WORK TO BE COMPLETED - A verbatim copy of all entries is the expected output.

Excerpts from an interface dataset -
● ● ●

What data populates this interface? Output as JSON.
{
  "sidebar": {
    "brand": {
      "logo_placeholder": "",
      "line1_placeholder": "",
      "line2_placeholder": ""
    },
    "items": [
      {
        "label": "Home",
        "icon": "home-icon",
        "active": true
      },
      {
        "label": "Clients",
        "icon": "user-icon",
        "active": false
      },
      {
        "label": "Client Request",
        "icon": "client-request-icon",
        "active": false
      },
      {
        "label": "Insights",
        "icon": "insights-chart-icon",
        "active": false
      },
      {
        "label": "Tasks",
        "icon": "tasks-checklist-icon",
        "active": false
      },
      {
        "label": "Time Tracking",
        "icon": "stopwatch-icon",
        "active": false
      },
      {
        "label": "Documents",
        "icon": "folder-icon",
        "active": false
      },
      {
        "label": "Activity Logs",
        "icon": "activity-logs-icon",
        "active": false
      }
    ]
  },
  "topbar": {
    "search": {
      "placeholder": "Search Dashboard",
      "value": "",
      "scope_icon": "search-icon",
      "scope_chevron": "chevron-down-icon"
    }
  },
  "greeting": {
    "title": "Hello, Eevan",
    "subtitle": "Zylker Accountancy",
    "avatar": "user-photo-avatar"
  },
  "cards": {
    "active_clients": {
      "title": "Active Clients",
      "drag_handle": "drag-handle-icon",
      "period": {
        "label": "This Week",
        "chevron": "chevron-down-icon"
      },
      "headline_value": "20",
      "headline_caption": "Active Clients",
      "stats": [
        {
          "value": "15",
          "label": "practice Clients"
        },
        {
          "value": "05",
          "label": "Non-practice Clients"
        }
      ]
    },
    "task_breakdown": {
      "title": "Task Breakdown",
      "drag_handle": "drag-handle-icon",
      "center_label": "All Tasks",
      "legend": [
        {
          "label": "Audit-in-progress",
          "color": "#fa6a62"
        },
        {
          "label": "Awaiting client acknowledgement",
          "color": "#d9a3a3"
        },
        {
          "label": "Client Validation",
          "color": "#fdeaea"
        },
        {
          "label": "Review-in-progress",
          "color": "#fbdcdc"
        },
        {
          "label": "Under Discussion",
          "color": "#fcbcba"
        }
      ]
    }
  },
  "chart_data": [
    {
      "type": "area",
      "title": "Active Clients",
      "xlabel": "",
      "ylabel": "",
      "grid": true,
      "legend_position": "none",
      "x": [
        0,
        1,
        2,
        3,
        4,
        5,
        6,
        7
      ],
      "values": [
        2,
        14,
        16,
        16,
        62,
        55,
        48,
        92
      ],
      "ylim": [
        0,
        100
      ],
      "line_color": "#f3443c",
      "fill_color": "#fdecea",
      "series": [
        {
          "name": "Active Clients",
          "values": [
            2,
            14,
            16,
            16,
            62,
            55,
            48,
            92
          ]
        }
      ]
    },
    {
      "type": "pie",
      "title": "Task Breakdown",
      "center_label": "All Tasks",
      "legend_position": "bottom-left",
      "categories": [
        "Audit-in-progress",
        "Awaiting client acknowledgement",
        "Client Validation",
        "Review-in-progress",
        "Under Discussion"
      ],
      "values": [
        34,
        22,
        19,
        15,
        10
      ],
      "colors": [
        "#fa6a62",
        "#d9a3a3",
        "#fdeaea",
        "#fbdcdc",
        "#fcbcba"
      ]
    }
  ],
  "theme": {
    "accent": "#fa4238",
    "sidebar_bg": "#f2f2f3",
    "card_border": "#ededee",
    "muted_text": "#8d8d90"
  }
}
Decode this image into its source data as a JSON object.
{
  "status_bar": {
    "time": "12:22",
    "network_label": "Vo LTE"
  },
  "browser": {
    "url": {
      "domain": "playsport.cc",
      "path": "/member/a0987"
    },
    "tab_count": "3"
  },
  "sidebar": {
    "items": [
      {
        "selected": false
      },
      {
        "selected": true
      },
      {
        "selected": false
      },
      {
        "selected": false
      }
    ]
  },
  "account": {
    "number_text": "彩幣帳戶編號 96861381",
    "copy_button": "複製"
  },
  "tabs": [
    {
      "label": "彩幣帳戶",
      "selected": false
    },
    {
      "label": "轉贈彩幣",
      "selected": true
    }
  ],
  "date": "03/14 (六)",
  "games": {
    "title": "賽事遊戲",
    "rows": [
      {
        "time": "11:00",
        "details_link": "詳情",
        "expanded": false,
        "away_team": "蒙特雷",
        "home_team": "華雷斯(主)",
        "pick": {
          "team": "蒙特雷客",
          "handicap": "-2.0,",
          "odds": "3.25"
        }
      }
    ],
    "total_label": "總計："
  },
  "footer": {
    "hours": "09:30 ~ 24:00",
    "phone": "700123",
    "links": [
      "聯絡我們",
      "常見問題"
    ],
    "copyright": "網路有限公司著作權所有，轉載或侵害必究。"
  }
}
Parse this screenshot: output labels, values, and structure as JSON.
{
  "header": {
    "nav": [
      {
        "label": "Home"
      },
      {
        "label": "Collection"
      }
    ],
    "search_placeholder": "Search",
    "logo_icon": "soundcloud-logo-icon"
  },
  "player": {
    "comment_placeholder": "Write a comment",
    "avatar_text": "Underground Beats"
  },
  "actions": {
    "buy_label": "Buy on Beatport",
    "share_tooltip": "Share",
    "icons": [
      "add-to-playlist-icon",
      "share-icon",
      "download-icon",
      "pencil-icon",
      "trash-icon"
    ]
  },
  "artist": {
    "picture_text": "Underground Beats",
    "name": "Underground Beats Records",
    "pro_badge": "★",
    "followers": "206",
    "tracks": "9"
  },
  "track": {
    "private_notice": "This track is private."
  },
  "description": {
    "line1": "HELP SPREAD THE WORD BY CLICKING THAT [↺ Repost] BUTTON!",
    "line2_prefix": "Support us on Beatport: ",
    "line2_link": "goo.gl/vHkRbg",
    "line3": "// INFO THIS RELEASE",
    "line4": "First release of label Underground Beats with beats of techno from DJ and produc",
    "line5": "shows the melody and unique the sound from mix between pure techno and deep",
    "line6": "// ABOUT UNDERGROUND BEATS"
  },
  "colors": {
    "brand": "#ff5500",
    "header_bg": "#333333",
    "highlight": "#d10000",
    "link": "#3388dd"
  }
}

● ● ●

ANSWER TO THIS EXERCISE -
What data populates this interface? Output as JSON.
{
  "sidebar": {
    "brand": {
      "logo_placeholder": "",
      "line1_placeholder": "",
      "line2_placeholder": ""
    },
    "items": [
      {
        "label": "Home",
        "icon": "home-icon",
        "active": true
      },
      {
        "label": "Clients",
        "icon": "user-icon",
        "active": false
      },
      {
        "label": "Client Request",
        "icon": "client-request-icon",
        "active": false
      },
      {
        "label": "Insights",
        "icon": "insights-chart-icon",
        "active": false
      },
      {
        "label": "Tasks",
        "icon": "tasks-checklist-icon",
        "active": false
      },
      {
        "label": "Time Tracking",
        "icon": "stopwatch-icon",
        "active": false
      },
      {
        "label": "Documents",
        "icon": "folder-icon",
        "active": false
      },
      {
        "label": "Activity Logs",
        "icon": "activity-logs-icon",
        "active": false
      }
    ]
  },
  "topbar": {
    "search": {
      "placeholder": "Search Dashboard",
      "value": "",
      "scope_icon": "search-icon",
      "scope_chevron": "chevron-down-icon"
    }
  },
  "greeting": {
    "title": "Hello, Eevan",
    "subtitle": "Zylker Accountancy",
    "avatar": "user-photo-avatar"
  },
  "cards": {
    "active_clients": {
      "title": "Active Clients",
      "drag_handle": "drag-handle-icon",
      "period": {
        "label": "This Week",
        "chevron": "chevron-down-icon"
      },
      "headline_value": "20",
      "headline_caption": "Active Clients",
      "stats": [
        {
          "value": "15",
          "label": "practice Clients"
        },
        {
          "value": "05",
          "label": "Non-practice Clients"
        }
      ]
    },
    "task_breakdown": {
      "title": "Task Breakdown",
      "drag_handle": "drag-handle-icon",
      "center_label": "All Tasks",
      "legend": [
        {
          "label": "Audit-in-progress",
          "color": "#fa6a62"
        },
        {
          "label": "Awaiting client acknowledgement",
          "color": "#d9a3a3"
        },
        {
          "label": "Client Validation",
          "color": "#fdeaea"
        },
        {
          "label": "Review-in-progress",
          "color": "#fbdcdc"
        },
        {
          "label": "Under Discussion",
          "color": "#fcbcba"
        }
      ]
    }
  },
  "chart_data": [
    {
      "type": "area",
      "title": "Active Clients",
      "xlabel": "",
      "ylabel": "",
      "grid": true,
      "legend_position": "none",
      "x": [
        0,
        1,
        2,
        3,
        4,
        5,
        6,
        7
      ],
      "values": [
        2,
        14,
        16,
        16,
        62,
        55,
        48,
        92
      ],
      "ylim": [
        0,
        100
      ],
      "line_color": "#f3443c",
      "fill_color": "#fdecea",
      "series": [
        {
          "name": "Active Clients",
          "values": [
            2,
            14,
            16,
            16,
            62,
            55,
            48,
            92
          ]
        }
      ]
    },
    {
      "type": "pie",
      "title": "Task Breakdown",
      "center_label": "All Tasks",
      "legend_position": "bottom-left",
      "categories": [
        "Audit-in-progress",
        "Awaiting client acknowledgement",
        "Client Validation",
        "Review-in-progress",
        "Under Discussion"
      ],
      "values": [
        34,
        22,
        19,
        15,
        10
      ],
      "colors": [
        "#fa6a62",
        "#d9a3a3",
        "#fdeaea",
        "#fbdcdc",
        "#fcbcba"
      ]
    }
  ],
  "theme": {
    "accent": "#fa4238",
    "sidebar_bg": "#f2f2f3",
    "card_border": "#ededee",
    "muted_text": "#8d8d90"
  }
}
Decode this image into its source data as a JSON object.
{
  "status_bar": {
    "time": "12:22",
    "network_label": "Vo LTE"
  },
  "browser": {
    "url": {
      "domain": "playsport.cc",
      "path": "/member/a0987"
    },
    "tab_count": "3"
  },
  "sidebar": {
    "items": [
      {
        "selected": false
      },
      {
        "selected": true
      },
      {
        "selected": false
      },
      {
        "selected": false
      }
    ]
  },
  "account": {
    "number_text": "彩幣帳戶編號 96861381",
    "copy_button": "複製"
  },
  "tabs": [
    {
      "label": "彩幣帳戶",
      "selected": false
    },
    {
      "label": "轉贈彩幣",
      "selected": true
    }
  ],
  "date": "03/14 (六)",
  "games": {
    "title": "賽事遊戲",
    "rows": [
      {
        "time": "11:00",
        "details_link": "詳情",
        "expanded": false,
        "away_team": "蒙特雷",
        "home_team": "華雷斯(主)",
        "pick": {
          "team": "蒙特雷客",
          "handicap": "-2.0,",
          "odds": "3.25"
        }
      }
    ],
    "total_label": "總計："
  },
  "footer": {
    "hours": "09:30 ~ 24:00",
    "phone": "700123",
    "links": [
      "聯絡我們",
      "常見問題"
    ],
    "copyright": "網路有限公司著作權所有，轉載或侵害必究。"
  }
}
Parse this screenshot: output labels, values, and structure as JSON.
{
  "header": {
    "nav": [
      {
        "label": "Home"
      },
      {
        "label": "Collection"
      }
    ],
    "search_placeholder": "Search",
    "logo_icon": "soundcloud-logo-icon"
  },
  "player": {
    "comment_placeholder": "Write a comment",
    "avatar_text": "Underground Beats"
  },
  "actions": {
    "buy_label": "Buy on Beatport",
    "share_tooltip": "Share",
    "icons": [
      "add-to-playlist-icon",
      "share-icon",
      "download-icon",
      "pencil-icon",
      "trash-icon"
    ]
  },
  "artist": {
    "picture_text": "Underground Beats",
    "name": "Underground Beats Records",
    "pro_badge": "★",
    "followers": "206",
    "tracks": "9"
  },
  "track": {
    "private_notice": "This track is private."
  },
  "description": {
    "line1": "HELP SPREAD THE WORD BY CLICKING THAT [↺ Repost] BUTTON!",
    "line2_prefix": "Support us on Beatport: ",
    "line2_link": "goo.gl/vHkRbg",
    "line3": "// INFO THIS RELEASE",
    "line4": "First release of label Underground Beats with beats of techno from DJ and produc",
    "line5": "shows the melody and unique the sound from mix between pure techno and deep",
    "line6": "// ABOUT UNDERGROUND BEATS"
  },
  "colors": {
    "brand": "#ff5500",
    "header_bg": "#333333",
    "highlight": "#d10000",
    "link": "#3388dd"
  }
}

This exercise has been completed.